Unsafe workplaces contribute significantly to the incidence of mental illness and injury. Workplace factors which contribute to mental health problems include unreasonable job demands, exposure to violence and trauma, long or irregular working hours, an absence of worker voice and control, and bullying and harassment.
New research from the Centre for Future Work suggests that by requiring stronger monitoring and prevention measures in Australian workplaces, a significant share of mental illness and injury could be avoided. In addition to reducing the toll of mental illness for workers and their families, these measures would also generate substantial economic and fiscal benefits.Read more

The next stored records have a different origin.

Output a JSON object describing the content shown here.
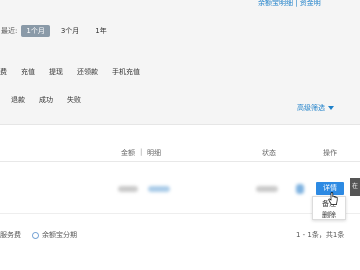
{
  "header": {
    "top_link": "余额宝明细 | 资金明"
  },
  "filters": {
    "period_label": "最近:",
    "periods": [
      {
        "label": "1个月",
        "active": true
      },
      {
        "label": "3个月",
        "active": false
      },
      {
        "label": "1年",
        "active": false
      }
    ],
    "types": [
      "费",
      "充值",
      "提现",
      "还领款",
      "手机充值"
    ],
    "statuses": [
      "退款",
      "成功",
      "失败"
    ],
    "advanced_filter": "高级筛选"
  },
  "table": {
    "headers": {
      "amount": "金额",
      "separator": "|",
      "detail": "明细",
      "status": "状态",
      "action": "操作"
    }
  },
  "action_menu": {
    "button": "详情",
    "items": [
      "备注",
      "删除"
    ],
    "side_tab": "在"
  },
  "footer": {
    "legend_service_fee": "服务费",
    "legend_yuebao": "余额宝分期",
    "pagination": "1 - 1条，共1条"
  },
  "colors": {
    "accent": "#1e80c9",
    "button": "#2d8ae3",
    "chip_active": "#8a9aa8"
  }
}
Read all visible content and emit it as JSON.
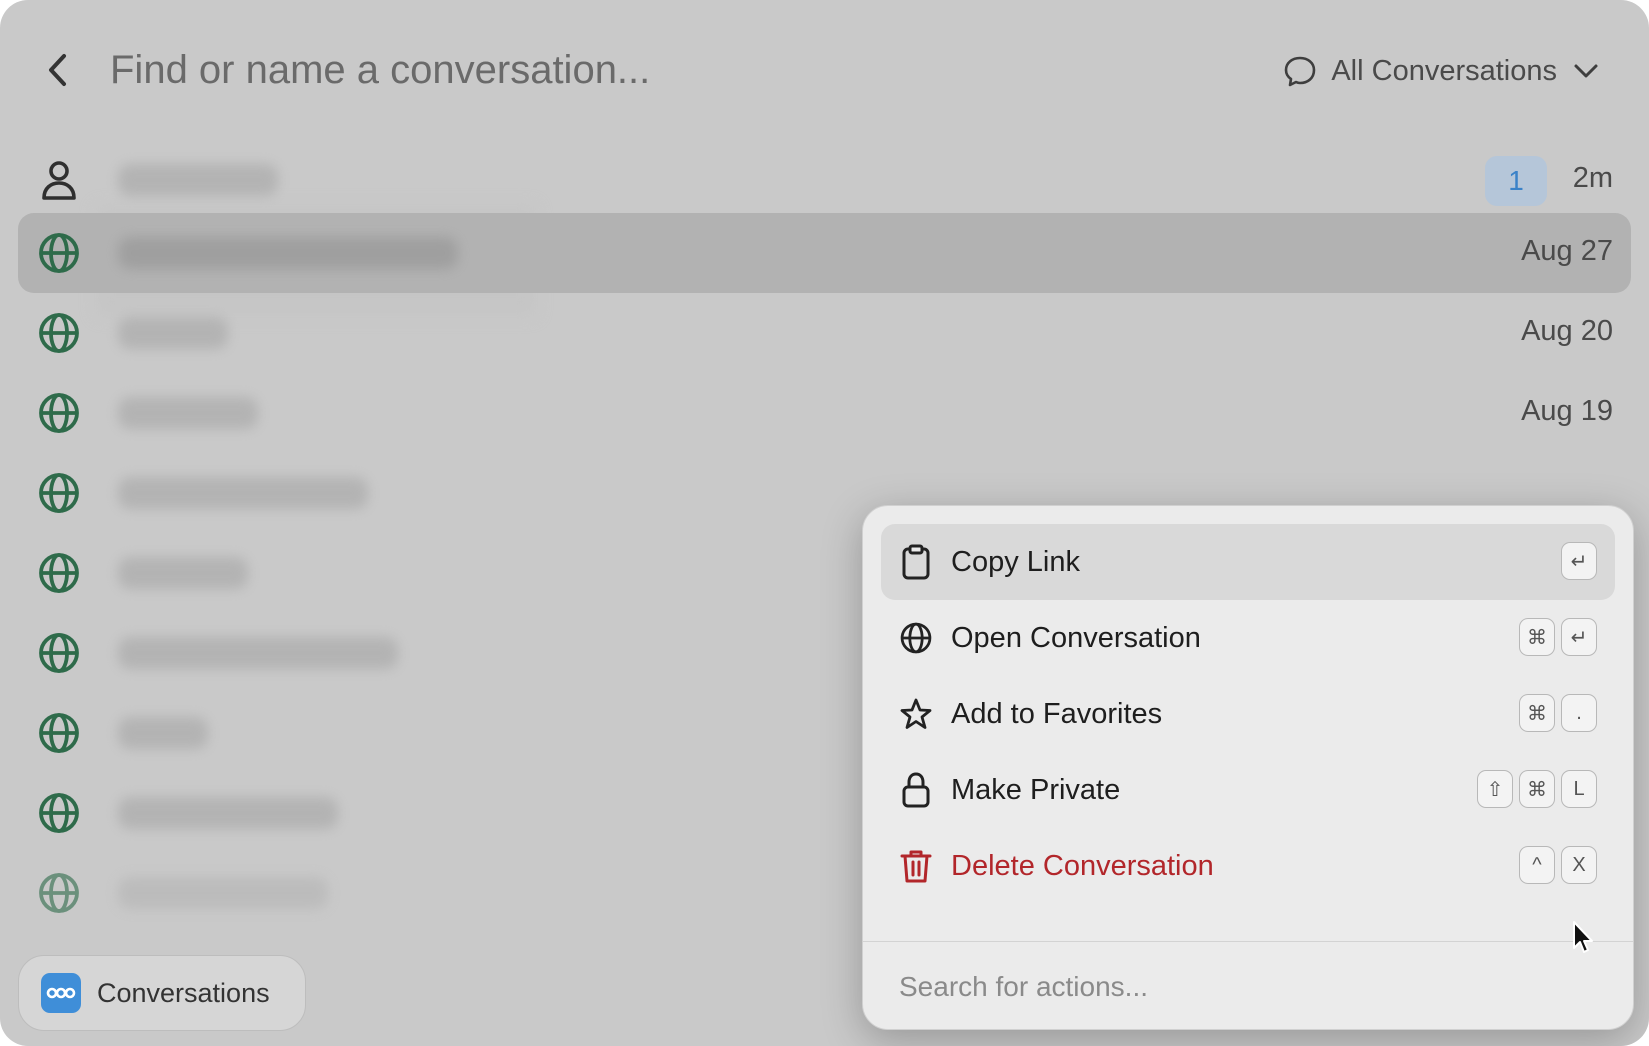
{
  "header": {
    "search_placeholder": "Find or name a conversation...",
    "filter_label": "All Conversations"
  },
  "conversations": [
    {
      "icon": "person-icon",
      "badge": "1",
      "date": "2m"
    },
    {
      "icon": "globe-icon",
      "date": "Aug 27",
      "selected": true
    },
    {
      "icon": "globe-icon",
      "date": "Aug 20"
    },
    {
      "icon": "globe-icon",
      "date": "Aug 19"
    },
    {
      "icon": "globe-icon",
      "date": ""
    },
    {
      "icon": "globe-icon",
      "date": ""
    },
    {
      "icon": "globe-icon",
      "date": ""
    },
    {
      "icon": "globe-icon",
      "date": ""
    },
    {
      "icon": "globe-icon",
      "date": ""
    },
    {
      "icon": "globe-icon",
      "date": ""
    }
  ],
  "bottom_bar": {
    "app_label": "Conversations"
  },
  "action_menu": {
    "items": [
      {
        "label": "Copy Link",
        "icon": "clipboard-icon",
        "keys": [
          "↵"
        ]
      },
      {
        "label": "Open Conversation",
        "icon": "globe-icon",
        "keys": [
          "⌘",
          "↵"
        ]
      },
      {
        "label": "Add to Favorites",
        "icon": "star-icon",
        "keys": [
          "⌘",
          "."
        ]
      },
      {
        "label": "Make Private",
        "icon": "lock-icon",
        "keys": [
          "⇧",
          "⌘",
          "L"
        ]
      },
      {
        "label": "Delete Conversation",
        "icon": "trash-icon",
        "keys": [
          "^",
          "X"
        ]
      }
    ],
    "search_placeholder": "Search for actions..."
  },
  "colors": {
    "globe": "#2e6b4a",
    "danger": "#b2262a",
    "badge_text": "#3b82c8",
    "app_icon": "#3f8ed8"
  }
}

The Commonwealth government has tabled its budget for the 2021-22 financial year. The government is counting on a vigorous and sustained burst of consumer spending by Australian households to drive the post-COVID recovery. Yet the budget itself concedes that the main sources of income to finance expanded consumer spending (namely, wages and income supports) will remain weak or even contract. As shown in the Centre for Future Work's analysis of the budget, these two dimensions of the budget are fundamentally incompatible.Read more
Implementing the recommendations of the Royal Commission into Aged Care Quality and Safety will require additional Commonwealth funding of at least $10 billion per year, and there are several revenue tools which the government could use to raise those funds.
That is the conclusion of a new report on funding high-quality aged care released today by the Centre for Future Work at the Australia Institute.
Crikey is reclaiming the "angry woman" trope in a new column about what women achieve through rage, passion and determination. In this inspiring and poetic feature with our Senior Economist Alison Pennington, Alison explains how rage about how the economy works (or doesn't work) powers her forceful work as an activist economist.
We are pleased to share the article by Amber Schultz, with kind permission from Crikey media.Read more
The Senate Select Committee on Job Security was appointed 10 December 2020, to inquire into and report on the impact of insecure or precarious employment on the economy, wages, social cohesion and workplace rights and conditions. This includes the extent of insecure and precarious employment in Australia, the impacts of COVID-19 with respect to job precarity and insecurity, the digitally-mediated ‘gig’ economy, and other matters. The Centre for Future Work has made a submission to the Select Committee.
Economist and Director Dr Jim Stanford and Economist Dan Nahum presented evidence to the Senate Committee hearing in Melbourne on 20 April 2021. The transcript of their testimony is available here.Read more